The firm, whose products are sold in more than 70 countries around the world, has also released new version of its sustainable forest management policy, earning praise from Indonesian government officials and green groups.

The new conservation measures include using the High Carbon Stock Approach to identify and protect forest areas and delivering conservation areas equal in size to APRIL’s 480,000 ha of plantations. The company has also agreed to protect forested peatlands and has established a Peat Expert Working Group to help it develop best practice.

“This is a major step in our 15-year sustainability journey,” said APRIL president Praveen Singhavi. “This is about elimination of deforestation from our supply chain and builds on our longstanding commitment to conservation.

“We are delivering on conservation, social and economic benefits for Indonesia and a sustainable future for the company and our customers.”

APRIL and rival Asia Pulp and Paper (APP) have both been criticised for the treatment of natural resources in Indonesia, but both companies now have zero-deforestation policies in place. In April last year, APP announced a plan to conserve 1m hectares of forest.

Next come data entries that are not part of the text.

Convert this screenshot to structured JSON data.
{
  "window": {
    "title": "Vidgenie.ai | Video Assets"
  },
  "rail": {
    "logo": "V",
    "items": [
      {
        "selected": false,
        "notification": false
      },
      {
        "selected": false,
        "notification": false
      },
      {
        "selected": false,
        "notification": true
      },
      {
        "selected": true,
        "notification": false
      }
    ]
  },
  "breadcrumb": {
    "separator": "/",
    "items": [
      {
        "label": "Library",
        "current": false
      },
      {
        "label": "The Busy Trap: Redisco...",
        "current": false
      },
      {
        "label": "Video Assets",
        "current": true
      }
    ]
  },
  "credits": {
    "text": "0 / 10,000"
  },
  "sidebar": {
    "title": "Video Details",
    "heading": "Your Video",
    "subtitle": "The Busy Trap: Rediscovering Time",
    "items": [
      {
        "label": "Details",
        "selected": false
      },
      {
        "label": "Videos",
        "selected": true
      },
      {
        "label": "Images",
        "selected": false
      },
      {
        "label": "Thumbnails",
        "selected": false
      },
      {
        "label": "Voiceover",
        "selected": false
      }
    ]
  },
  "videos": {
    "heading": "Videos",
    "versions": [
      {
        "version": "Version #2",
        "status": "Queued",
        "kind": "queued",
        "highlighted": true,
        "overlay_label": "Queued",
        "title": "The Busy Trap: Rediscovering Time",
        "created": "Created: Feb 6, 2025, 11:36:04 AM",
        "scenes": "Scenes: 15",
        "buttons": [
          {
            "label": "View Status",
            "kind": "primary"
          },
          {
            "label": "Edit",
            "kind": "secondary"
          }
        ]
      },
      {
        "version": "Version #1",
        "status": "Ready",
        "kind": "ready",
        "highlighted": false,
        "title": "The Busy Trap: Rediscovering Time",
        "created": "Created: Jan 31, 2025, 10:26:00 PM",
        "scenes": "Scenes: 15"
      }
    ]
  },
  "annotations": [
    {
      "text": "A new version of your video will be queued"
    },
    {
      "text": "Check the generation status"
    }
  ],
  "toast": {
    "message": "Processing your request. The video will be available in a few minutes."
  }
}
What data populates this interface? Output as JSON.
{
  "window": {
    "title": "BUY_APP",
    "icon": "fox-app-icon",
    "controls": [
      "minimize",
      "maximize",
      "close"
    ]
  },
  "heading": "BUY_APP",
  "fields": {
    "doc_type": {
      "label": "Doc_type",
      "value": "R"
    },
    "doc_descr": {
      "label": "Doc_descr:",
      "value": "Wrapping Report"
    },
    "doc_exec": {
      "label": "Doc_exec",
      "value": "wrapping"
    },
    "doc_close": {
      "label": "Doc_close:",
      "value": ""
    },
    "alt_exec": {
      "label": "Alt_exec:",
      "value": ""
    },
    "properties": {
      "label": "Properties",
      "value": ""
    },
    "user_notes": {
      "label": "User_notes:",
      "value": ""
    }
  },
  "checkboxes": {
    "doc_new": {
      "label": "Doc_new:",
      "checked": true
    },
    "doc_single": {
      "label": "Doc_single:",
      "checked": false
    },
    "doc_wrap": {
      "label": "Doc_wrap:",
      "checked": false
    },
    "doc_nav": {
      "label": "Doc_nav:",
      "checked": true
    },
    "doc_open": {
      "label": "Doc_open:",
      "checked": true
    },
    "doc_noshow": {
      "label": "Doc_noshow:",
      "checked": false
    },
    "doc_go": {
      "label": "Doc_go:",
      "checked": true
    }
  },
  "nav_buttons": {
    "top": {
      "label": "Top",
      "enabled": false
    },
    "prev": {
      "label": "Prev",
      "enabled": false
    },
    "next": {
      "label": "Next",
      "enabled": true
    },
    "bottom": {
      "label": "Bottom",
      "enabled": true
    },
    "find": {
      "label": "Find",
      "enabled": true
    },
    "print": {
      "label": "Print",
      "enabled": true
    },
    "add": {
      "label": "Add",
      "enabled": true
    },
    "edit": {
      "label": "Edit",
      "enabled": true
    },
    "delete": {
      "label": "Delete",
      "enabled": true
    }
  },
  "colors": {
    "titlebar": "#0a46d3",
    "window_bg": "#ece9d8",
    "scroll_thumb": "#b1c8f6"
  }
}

Indonesia’s minister of environment & forestry Siti Nurbaya Bakar said: “We congratulate APRIL Groups for achieving such significant progress in sustainable forest management in Indonesia.”

‘Watching closely’

APRIL’s parent company, the Royal Golden Eagle group, has also announced that new sustainability policies will be implemented by all other pulp companies in the group, including an end to deforestation.

Greenpeace welcomed the commitment and has suspended its campaign against April parent-company, the Royal Golden Eagle (RGE) group.

“We commend APRIL for agreeing to end its deforestation, although we will be watching closely to make sure that today’s announcement leads to real change on the ground,” said Bustar Maitar, head of Greenpeace’s forest campaign in Indonesia.

“Today’s commitment from APRIL and the RGE Group is yet more proof that forest protection is the way forward for plantation companies in Indonesia.”

Forest sector reform

In July last year it was announced that Indonesia had overtaken Brazil as having the highest rate of deforestation in the world. Between 2000 and 2012 the Southeast Asian nation lost over six million hectares of forest.

Maitar added that despite recent deforestation commitments from palm oil and pulp producers “the destruction on the ground continues”.

“The government must now act to reform the forest sector so it works for people and the environment,” said Maitar.

Brad Allen

Action inspires action. Stay ahead of the curve with sustainability and energy newsletters from edie